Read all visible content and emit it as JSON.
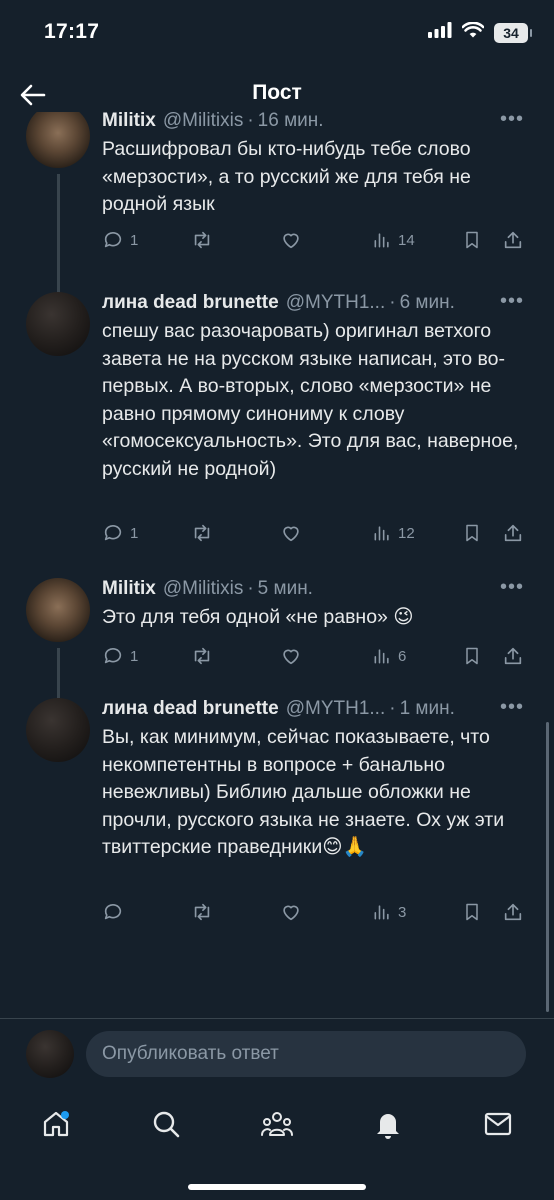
{
  "status_bar": {
    "time": "17:17",
    "battery": "34"
  },
  "header": {
    "title": "Пост"
  },
  "tweets": [
    {
      "name": "Militix",
      "handle": "@Militixis",
      "time": "16 мин.",
      "text": "Расшифровал бы кто-нибудь тебе слово «мерзости», а то русский же для тебя не родной язык",
      "replies": "1",
      "retweets": "",
      "likes": "",
      "views": "14"
    },
    {
      "name": "лина dead brunette",
      "handle": "@MYTH1...",
      "time": "6 мин.",
      "text": "спешу вас разочаровать) оригинал ветхого завета не на русском языке написан, это во-первых. А во-вторых, слово «мерзости» не равно прямому синониму к слову «гомосексуальность». Это для вас, наверное, русский не родной)",
      "replies": "1",
      "retweets": "",
      "likes": "",
      "views": "12"
    },
    {
      "name": "Militix",
      "handle": "@Militixis",
      "time": "5 мин.",
      "text": "Это для тебя одной «не равно» 😉",
      "replies": "1",
      "retweets": "",
      "likes": "",
      "views": "6"
    },
    {
      "name": "лина dead brunette",
      "handle": "@MYTH1...",
      "time": "1 мин.",
      "text": "Вы, как минимум, сейчас показываете, что некомпетентны в вопросе + банально невежливы) Библию дальше обложки не прочли, русского языка не знаете. Ох уж эти твиттерские праведники😊🙏",
      "replies": "",
      "retweets": "",
      "likes": "",
      "views": "3"
    }
  ],
  "composer": {
    "placeholder": "Опубликовать ответ"
  },
  "tabbar": {
    "items": [
      "home-icon",
      "search-icon",
      "communities-icon",
      "notifications-icon",
      "messages-icon"
    ]
  },
  "colors": {
    "background": "#15202b",
    "text": "#e7e9ea",
    "muted": "#8b98a5",
    "divider": "#38444d"
  }
}
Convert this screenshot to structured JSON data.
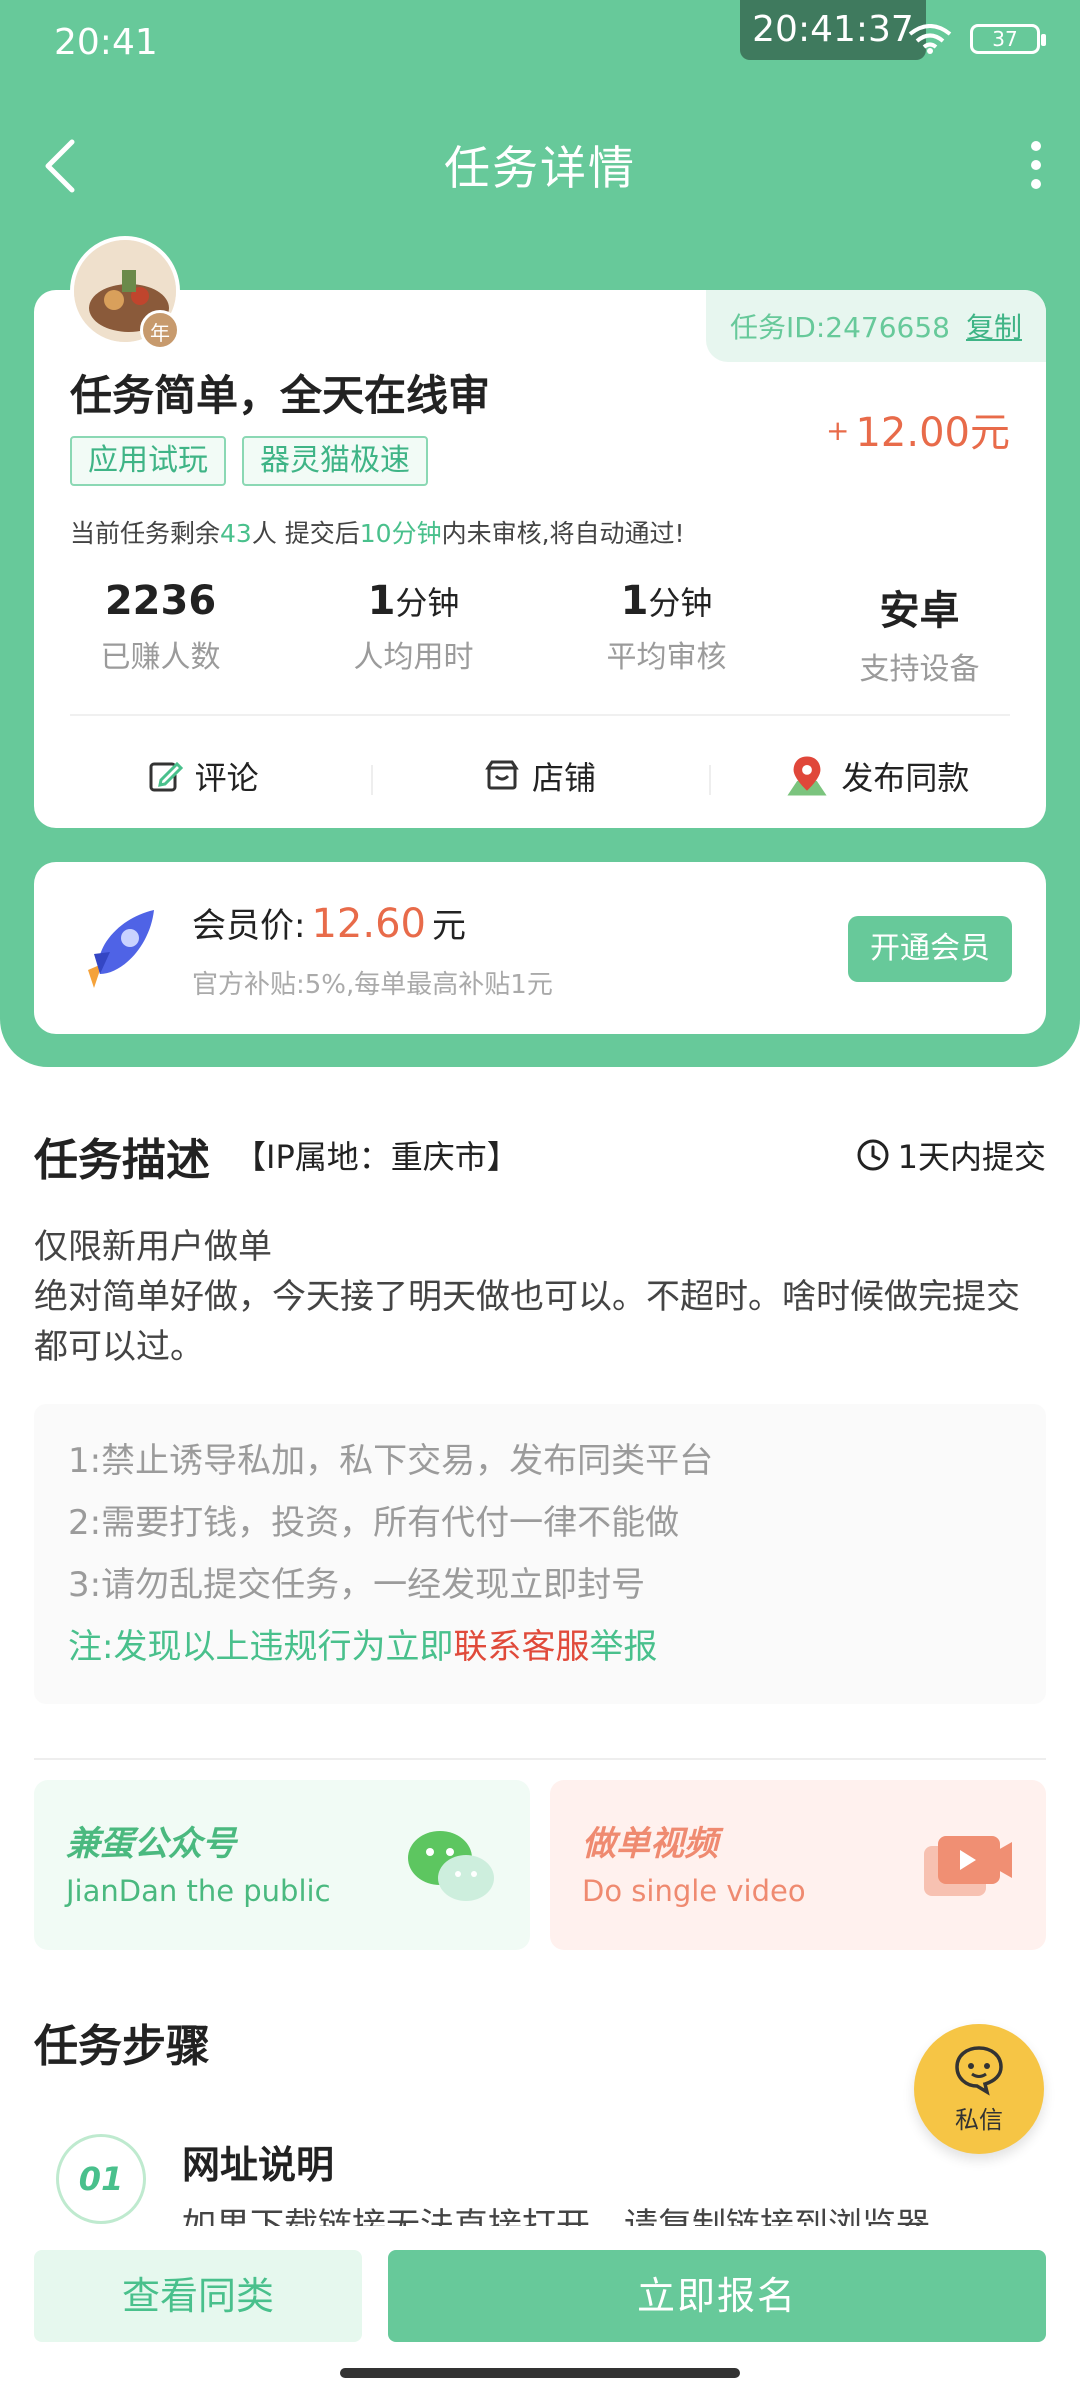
{
  "status": {
    "time": "20:41",
    "clock_overlay": "20:41:37",
    "battery": "37"
  },
  "nav": {
    "title": "任务详情"
  },
  "task": {
    "id_label": "任务ID:2476658",
    "copy_label": "复制",
    "title": "任务简单，全天在线审",
    "tags": [
      "应用试玩",
      "器灵猫极速"
    ],
    "price_prefix": "+",
    "price": "12.00元",
    "notice": {
      "p1": "当前任务剩余",
      "remaining": "43",
      "p2": "人 提交后",
      "minutes": "10分钟",
      "p3": "内未审核,将自动通过!"
    },
    "avatar_badge": "年",
    "stats": [
      {
        "value": "2236",
        "unit": "",
        "label": "已赚人数"
      },
      {
        "value": "1",
        "unit": "分钟",
        "label": "人均用时"
      },
      {
        "value": "1",
        "unit": "分钟",
        "label": "平均审核"
      },
      {
        "value": "安卓",
        "unit": "",
        "label": "支持设备"
      }
    ],
    "actions": [
      {
        "label": "评论",
        "icon": "edit-icon"
      },
      {
        "label": "店铺",
        "icon": "shop-icon"
      },
      {
        "label": "发布同款",
        "icon": "location-pin-icon"
      }
    ]
  },
  "member": {
    "label": "会员价:",
    "value": "12.60",
    "unit": "元",
    "note": "官方补贴:5%,每单最高补贴1元",
    "button": "开通会员"
  },
  "description": {
    "title": "任务描述",
    "ip": "【IP属地：重庆市】",
    "submit_time": "1天内提交",
    "lines": [
      "仅限新用户做单",
      "绝对简单好做，今天接了明天做也可以。不超时。啥时候做完提交都可以过。"
    ],
    "rules": [
      "1:禁止诱导私加，私下交易，发布同类平台",
      "2:需要打钱，投资，所有代付一律不能做",
      "3:请勿乱提交任务，一经发现立即封号"
    ],
    "rule_note": {
      "p1": "注:发现以上违规行为立即",
      "red": "联系客服",
      "p2": "举报"
    }
  },
  "promos": [
    {
      "title": "兼蛋公众号",
      "sub": "JianDan the public",
      "icon": "wechat-icon"
    },
    {
      "title": "做单视频",
      "sub": "Do single video",
      "icon": "video-icon"
    }
  ],
  "steps": {
    "title": "任务步骤",
    "items": [
      {
        "num": "01",
        "title": "网址说明",
        "text": "如果下载链接无法直接打开，请复制链接到浏览器"
      }
    ]
  },
  "dm": {
    "label": "私信"
  },
  "bottom": {
    "similar": "查看同类",
    "apply": "立即报名"
  },
  "colors": {
    "brand": "#67c99a",
    "price": "#e86b4a",
    "warning": "#e04a3a"
  }
}
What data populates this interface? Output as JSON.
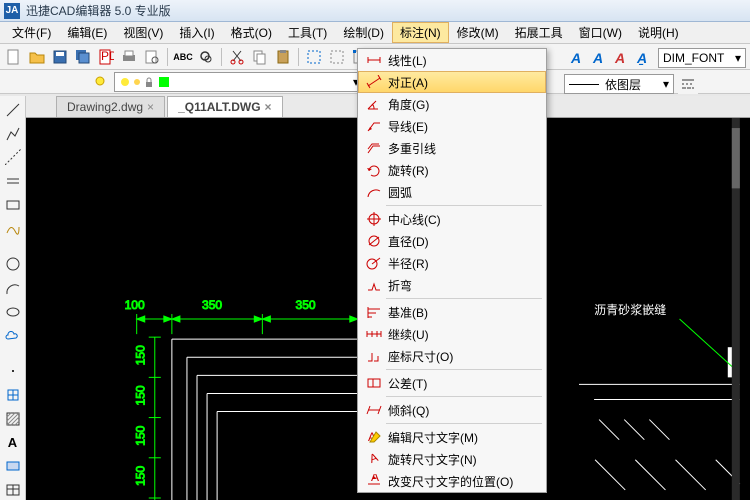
{
  "titlebar": {
    "app_title": "迅捷CAD编辑器 5.0 专业版"
  },
  "menubar": {
    "items": [
      "文件(F)",
      "编辑(E)",
      "视图(V)",
      "插入(I)",
      "格式(O)",
      "工具(T)",
      "绘制(D)",
      "标注(N)",
      "修改(M)",
      "拓展工具",
      "窗口(W)",
      "说明(H)"
    ],
    "open_index": 7
  },
  "layer_row": {
    "layer_combo_text": "",
    "bylayer_text": "依图层"
  },
  "dim_style": {
    "value": "DIM_FONT"
  },
  "tabs": [
    {
      "label": "Drawing2.dwg",
      "active": false
    },
    {
      "label": "_Q11ALT.DWG",
      "active": true
    }
  ],
  "dropdown": {
    "items": [
      {
        "icon": "linear",
        "label": "线性(L)"
      },
      {
        "icon": "aligned",
        "label": "对正(A)",
        "highlight": true
      },
      {
        "icon": "angular",
        "label": "角度(G)"
      },
      {
        "icon": "leader",
        "label": "导线(E)"
      },
      {
        "icon": "mleader",
        "label": "多重引线"
      },
      {
        "icon": "rotate",
        "label": "旋转(R)"
      },
      {
        "icon": "arc",
        "label": "圆弧"
      },
      {
        "sep": true
      },
      {
        "icon": "center",
        "label": "中心线(C)"
      },
      {
        "icon": "diameter",
        "label": "直径(D)"
      },
      {
        "icon": "radius",
        "label": "半径(R)"
      },
      {
        "icon": "jog",
        "label": "折弯"
      },
      {
        "sep": true
      },
      {
        "icon": "baseline",
        "label": "基准(B)"
      },
      {
        "icon": "continue",
        "label": "继续(U)"
      },
      {
        "icon": "ordinate",
        "label": "座标尺寸(O)"
      },
      {
        "sep": true
      },
      {
        "icon": "tolerance",
        "label": "公差(T)"
      },
      {
        "sep": true
      },
      {
        "icon": "oblique",
        "label": "倾斜(Q)"
      },
      {
        "sep": true
      },
      {
        "icon": "textedit",
        "label": "编辑尺寸文字(M)"
      },
      {
        "icon": "rotatetext",
        "label": "旋转尺寸文字(N)"
      },
      {
        "icon": "reposition",
        "label": "改变尺寸文字的位置(O)"
      }
    ]
  },
  "canvas": {
    "dims": [
      "100",
      "350",
      "350"
    ],
    "vdims": [
      "150",
      "150",
      "150",
      "150"
    ],
    "annotation": "沥青砂浆嵌缝"
  }
}
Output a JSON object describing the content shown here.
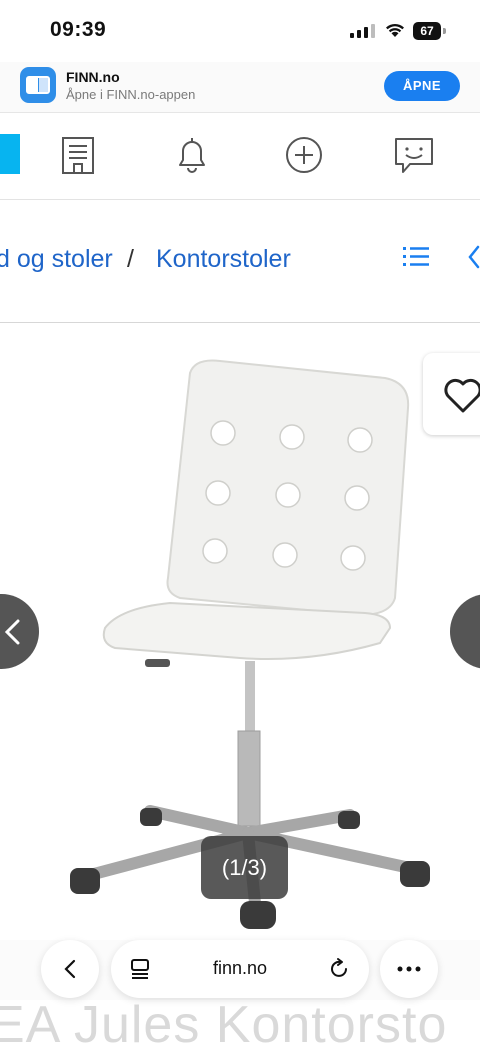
{
  "status_bar": {
    "time": "09:39",
    "battery": "67"
  },
  "app_banner": {
    "name": "FINN.no",
    "subtitle": "Åpne i FINN.no-appen",
    "open_label": "ÅPNE"
  },
  "breadcrumb": {
    "parent": "d og stoler",
    "separator": "/",
    "current": "Kontorstoler"
  },
  "gallery": {
    "counter": "(1/3)"
  },
  "product": {
    "title": "EA Jules Kontorsto"
  },
  "browser": {
    "url": "finn.no"
  },
  "colors": {
    "accent": "#1a7ff0",
    "link": "#1f65c9",
    "finn_blue": "#07b4f0"
  },
  "icons": [
    "signal-icon",
    "wifi-icon",
    "battery-icon",
    "finn-app-icon",
    "building-icon",
    "bell-icon",
    "plus-circle-icon",
    "chat-icon",
    "list-icon",
    "chevron-left-icon",
    "heart-icon",
    "tabs-icon",
    "reload-icon",
    "more-icon"
  ]
}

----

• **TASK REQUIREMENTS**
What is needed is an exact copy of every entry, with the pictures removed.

• **ANSWER TO THE EXERCISE**
Read all visible content and emit it as JSON.
{
  "status_bar": {
    "time": "17:17",
    "battery": "34"
  },
  "header": {
    "title": "Пост"
  },
  "tweets": [
    {
      "name": "Militix",
      "handle": "@Militixis",
      "time": "16 мин.",
      "text": "Расшифровал бы кто-нибудь тебе слово «мерзости», а то русский же для тебя не родной язык",
      "replies": "1",
      "retweets": "",
      "likes": "",
      "views": "14"
    },
    {
      "name": "лина dead brunette",
      "handle": "@MYTH1...",
      "time": "6 мин.",
      "text": "спешу вас разочаровать) оригинал ветхого завета не на русском языке написан, это во-первых. А во-вторых, слово «мерзости» не равно прямому синониму к слову «гомосексуальность». Это для вас, наверное, русский не родной)",
      "replies": "1",
      "retweets": "",
      "likes": "",
      "views": "12"
    },
    {
      "name": "Militix",
      "handle": "@Militixis",
      "time": "5 мин.",
      "text": "Это для тебя одной «не равно» 😉",
      "replies": "1",
      "retweets": "",
      "likes": "",
      "views": "6"
    },
    {
      "name": "лина dead brunette",
      "handle": "@MYTH1...",
      "time": "1 мин.",
      "text": "Вы, как минимум, сейчас показываете, что некомпетентны в вопросе + банально невежливы) Библию дальше обложки не прочли, русского языка не знаете. Ох уж эти твиттерские праведники😊🙏",
      "replies": "",
      "retweets": "",
      "likes": "",
      "views": "3"
    }
  ],
  "composer": {
    "placeholder": "Опубликовать ответ"
  },
  "tabbar": {
    "items": [
      "home-icon",
      "search-icon",
      "communities-icon",
      "notifications-icon",
      "messages-icon"
    ]
  },
  "colors": {
    "background": "#15202b",
    "text": "#e7e9ea",
    "muted": "#8b98a5",
    "divider": "#38444d"
  }
}
Convert this screenshot to structured JSON data.
{
  "status": {
    "time": "20:41",
    "clock_overlay": "20:41:37",
    "battery": "37"
  },
  "nav": {
    "title": "任务详情"
  },
  "task": {
    "id_label": "任务ID:2476658",
    "copy_label": "复制",
    "title": "任务简单，全天在线审",
    "tags": [
      "应用试玩",
      "器灵猫极速"
    ],
    "price_prefix": "+",
    "price": "12.00元",
    "notice": {
      "p1": "当前任务剩余",
      "remaining": "43",
      "p2": "人 提交后",
      "minutes": "10分钟",
      "p3": "内未审核,将自动通过!"
    },
    "avatar_badge": "年",
    "stats": [
      {
        "value": "2236",
        "unit": "",
        "label": "已赚人数"
      },
      {
        "value": "1",
        "unit": "分钟",
        "label": "人均用时"
      },
      {
        "value": "1",
        "unit": "分钟",
        "label": "平均审核"
      },
      {
        "value": "安卓",
        "unit": "",
        "label": "支持设备"
      }
    ],
    "actions": [
      {
        "label": "评论",
        "icon": "edit-icon"
      },
      {
        "label": "店铺",
        "icon": "shop-icon"
      },
      {
        "label": "发布同款",
        "icon": "location-pin-icon"
      }
    ]
  },
  "member": {
    "label": "会员价:",
    "value": "12.60",
    "unit": "元",
    "note": "官方补贴:5%,每单最高补贴1元",
    "button": "开通会员"
  },
  "description": {
    "title": "任务描述",
    "ip": "【IP属地：重庆市】",
    "submit_time": "1天内提交",
    "lines": [
      "仅限新用户做单",
      "绝对简单好做，今天接了明天做也可以。不超时。啥时候做完提交都可以过。"
    ],
    "rules": [
      "1:禁止诱导私加，私下交易，发布同类平台",
      "2:需要打钱，投资，所有代付一律不能做",
      "3:请勿乱提交任务，一经发现立即封号"
    ],
    "rule_note": {
      "p1": "注:发现以上违规行为立即",
      "red": "联系客服",
      "p2": "举报"
    }
  },
  "promos": [
    {
      "title": "兼蛋公众号",
      "sub": "JianDan the public",
      "icon": "wechat-icon"
    },
    {
      "title": "做单视频",
      "sub": "Do single video",
      "icon": "video-icon"
    }
  ],
  "steps": {
    "title": "任务步骤",
    "items": [
      {
        "num": "01",
        "title": "网址说明",
        "text": "如果下载链接无法直接打开，请复制链接到浏览器"
      }
    ]
  },
  "dm": {
    "label": "私信"
  },
  "bottom": {
    "similar": "查看同类",
    "apply": "立即报名"
  },
  "colors": {
    "brand": "#67c99a",
    "price": "#e86b4a",
    "warning": "#e04a3a"
  }
}
What data populates this interface? Output as JSON.
{
  "titlebar": {
    "app_title": "迅捷CAD编辑器 5.0 专业版"
  },
  "menubar": {
    "items": [
      "文件(F)",
      "编辑(E)",
      "视图(V)",
      "插入(I)",
      "格式(O)",
      "工具(T)",
      "绘制(D)",
      "标注(N)",
      "修改(M)",
      "拓展工具",
      "窗口(W)",
      "说明(H)"
    ],
    "open_index": 7
  },
  "layer_row": {
    "layer_combo_text": "",
    "bylayer_text": "依图层"
  },
  "dim_style": {
    "value": "DIM_FONT"
  },
  "tabs": [
    {
      "label": "Drawing2.dwg",
      "active": false
    },
    {
      "label": "_Q11ALT.DWG",
      "active": true
    }
  ],
  "dropdown": {
    "items": [
      {
        "icon": "linear",
        "label": "线性(L)"
      },
      {
        "icon": "aligned",
        "label": "对正(A)",
        "highlight": true
      },
      {
        "icon": "angular",
        "label": "角度(G)"
      },
      {
        "icon": "leader",
        "label": "导线(E)"
      },
      {
        "icon": "mleader",
        "label": "多重引线"
      },
      {
        "icon": "rotate",
        "label": "旋转(R)"
      },
      {
        "icon": "arc",
        "label": "圆弧"
      },
      {
        "sep": true
      },
      {
        "icon": "center",
        "label": "中心线(C)"
      },
      {
        "icon": "diameter",
        "label": "直径(D)"
      },
      {
        "icon": "radius",
        "label": "半径(R)"
      },
      {
        "icon": "jog",
        "label": "折弯"
      },
      {
        "sep": true
      },
      {
        "icon": "baseline",
        "label": "基准(B)"
      },
      {
        "icon": "continue",
        "label": "继续(U)"
      },
      {
        "icon": "ordinate",
        "label": "座标尺寸(O)"
      },
      {
        "sep": true
      },
      {
        "icon": "tolerance",
        "label": "公差(T)"
      },
      {
        "sep": true
      },
      {
        "icon": "oblique",
        "label": "倾斜(Q)"
      },
      {
        "sep": true
      },
      {
        "icon": "textedit",
        "label": "编辑尺寸文字(M)"
      },
      {
        "icon": "rotatetext",
        "label": "旋转尺寸文字(N)"
      },
      {
        "icon": "reposition",
        "label": "改变尺寸文字的位置(O)"
      }
    ]
  },
  "canvas": {
    "dims": [
      "100",
      "350",
      "350"
    ],
    "vdims": [
      "150",
      "150",
      "150",
      "150"
    ],
    "annotation": "沥青砂浆嵌缝"
  }
}
Output a JSON object describing the content shown here.
{
  "status_bar": {
    "time": "09:39",
    "battery": "67"
  },
  "app_banner": {
    "name": "FINN.no",
    "subtitle": "Åpne i FINN.no-appen",
    "open_label": "ÅPNE"
  },
  "breadcrumb": {
    "parent": "d og stoler",
    "separator": "/",
    "current": "Kontorstoler"
  },
  "gallery": {
    "counter": "(1/3)"
  },
  "product": {
    "title": "EA Jules Kontorsto"
  },
  "browser": {
    "url": "finn.no"
  },
  "colors": {
    "accent": "#1a7ff0",
    "link": "#1f65c9",
    "finn_blue": "#07b4f0"
  },
  "icons": [
    "signal-icon",
    "wifi-icon",
    "battery-icon",
    "finn-app-icon",
    "building-icon",
    "bell-icon",
    "plus-circle-icon",
    "chat-icon",
    "list-icon",
    "chevron-left-icon",
    "heart-icon",
    "tabs-icon",
    "reload-icon",
    "more-icon"
  ]
}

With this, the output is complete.